INSTRUCTIONS TO FOLLOW: Down to the last line, set the entries down again exactly.

DATA IN THIS EXERCISE:
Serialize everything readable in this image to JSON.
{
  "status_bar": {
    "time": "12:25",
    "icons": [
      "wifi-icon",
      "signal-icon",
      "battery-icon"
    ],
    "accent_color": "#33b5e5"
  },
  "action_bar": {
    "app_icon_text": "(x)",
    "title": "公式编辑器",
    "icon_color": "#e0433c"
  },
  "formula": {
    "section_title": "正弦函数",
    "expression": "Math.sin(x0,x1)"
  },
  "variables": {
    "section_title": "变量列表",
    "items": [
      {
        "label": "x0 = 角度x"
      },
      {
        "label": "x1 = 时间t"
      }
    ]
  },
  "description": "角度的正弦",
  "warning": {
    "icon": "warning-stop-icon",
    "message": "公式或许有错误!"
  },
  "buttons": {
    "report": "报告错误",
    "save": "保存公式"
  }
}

COMPLETED EXERCISE:
Serialize everything readable in this image to JSON.
{
  "status_bar": {
    "time": "12:25",
    "icons": [
      "wifi-icon",
      "signal-icon",
      "battery-icon"
    ],
    "accent_color": "#33b5e5"
  },
  "action_bar": {
    "app_icon_text": "(x)",
    "title": "公式编辑器",
    "icon_color": "#e0433c"
  },
  "formula": {
    "section_title": "正弦函数",
    "expression": "Math.sin(x0,x1)"
  },
  "variables": {
    "section_title": "变量列表",
    "items": [
      {
        "label": "x0 = 角度x"
      },
      {
        "label": "x1 = 时间t"
      }
    ]
  },
  "description": "角度的正弦",
  "warning": {
    "icon": "warning-stop-icon",
    "message": "公式或许有错误!"
  },
  "buttons": {
    "report": "报告错误",
    "save": "保存公式"
  }
}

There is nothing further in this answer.